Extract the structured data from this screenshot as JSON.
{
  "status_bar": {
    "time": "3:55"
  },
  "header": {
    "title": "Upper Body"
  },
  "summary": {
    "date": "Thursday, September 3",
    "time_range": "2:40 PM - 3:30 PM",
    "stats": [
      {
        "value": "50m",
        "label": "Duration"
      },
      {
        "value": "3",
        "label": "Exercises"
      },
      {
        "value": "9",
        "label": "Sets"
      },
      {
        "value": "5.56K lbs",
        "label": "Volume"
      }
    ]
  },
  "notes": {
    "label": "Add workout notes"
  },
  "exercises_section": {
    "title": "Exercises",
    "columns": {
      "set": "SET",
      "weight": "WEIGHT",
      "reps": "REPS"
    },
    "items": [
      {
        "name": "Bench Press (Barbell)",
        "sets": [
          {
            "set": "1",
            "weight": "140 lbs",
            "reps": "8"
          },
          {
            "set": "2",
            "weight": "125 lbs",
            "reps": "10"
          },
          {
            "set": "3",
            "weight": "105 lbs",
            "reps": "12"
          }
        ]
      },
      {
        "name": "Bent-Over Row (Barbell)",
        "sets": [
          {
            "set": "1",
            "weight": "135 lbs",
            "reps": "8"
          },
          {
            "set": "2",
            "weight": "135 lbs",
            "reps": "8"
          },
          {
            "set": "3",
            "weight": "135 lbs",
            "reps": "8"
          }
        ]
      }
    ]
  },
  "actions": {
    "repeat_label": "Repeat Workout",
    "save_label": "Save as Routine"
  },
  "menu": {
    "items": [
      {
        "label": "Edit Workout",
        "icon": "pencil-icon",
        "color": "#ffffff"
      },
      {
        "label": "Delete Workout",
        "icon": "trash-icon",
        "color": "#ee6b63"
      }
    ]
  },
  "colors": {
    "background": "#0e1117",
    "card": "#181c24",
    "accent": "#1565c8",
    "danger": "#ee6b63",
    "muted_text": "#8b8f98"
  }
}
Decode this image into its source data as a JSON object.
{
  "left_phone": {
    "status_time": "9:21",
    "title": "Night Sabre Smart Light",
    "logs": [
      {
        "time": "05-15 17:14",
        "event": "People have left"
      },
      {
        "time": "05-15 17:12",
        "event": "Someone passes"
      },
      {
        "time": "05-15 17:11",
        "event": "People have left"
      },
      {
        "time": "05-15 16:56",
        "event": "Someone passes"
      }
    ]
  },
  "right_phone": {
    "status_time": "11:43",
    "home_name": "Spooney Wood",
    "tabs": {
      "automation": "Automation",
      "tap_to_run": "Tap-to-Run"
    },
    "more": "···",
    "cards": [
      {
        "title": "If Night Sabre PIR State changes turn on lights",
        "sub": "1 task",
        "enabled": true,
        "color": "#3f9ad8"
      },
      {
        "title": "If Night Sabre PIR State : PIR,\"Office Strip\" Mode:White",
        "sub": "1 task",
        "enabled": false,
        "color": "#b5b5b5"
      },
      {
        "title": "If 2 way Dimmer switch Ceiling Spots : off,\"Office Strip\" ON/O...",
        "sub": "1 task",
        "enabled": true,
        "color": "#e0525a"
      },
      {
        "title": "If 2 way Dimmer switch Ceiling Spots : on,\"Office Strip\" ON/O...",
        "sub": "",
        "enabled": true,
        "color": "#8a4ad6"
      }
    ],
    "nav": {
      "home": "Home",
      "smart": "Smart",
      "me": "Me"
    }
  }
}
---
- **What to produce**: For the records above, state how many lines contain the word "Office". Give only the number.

- **Completed exercise**: 3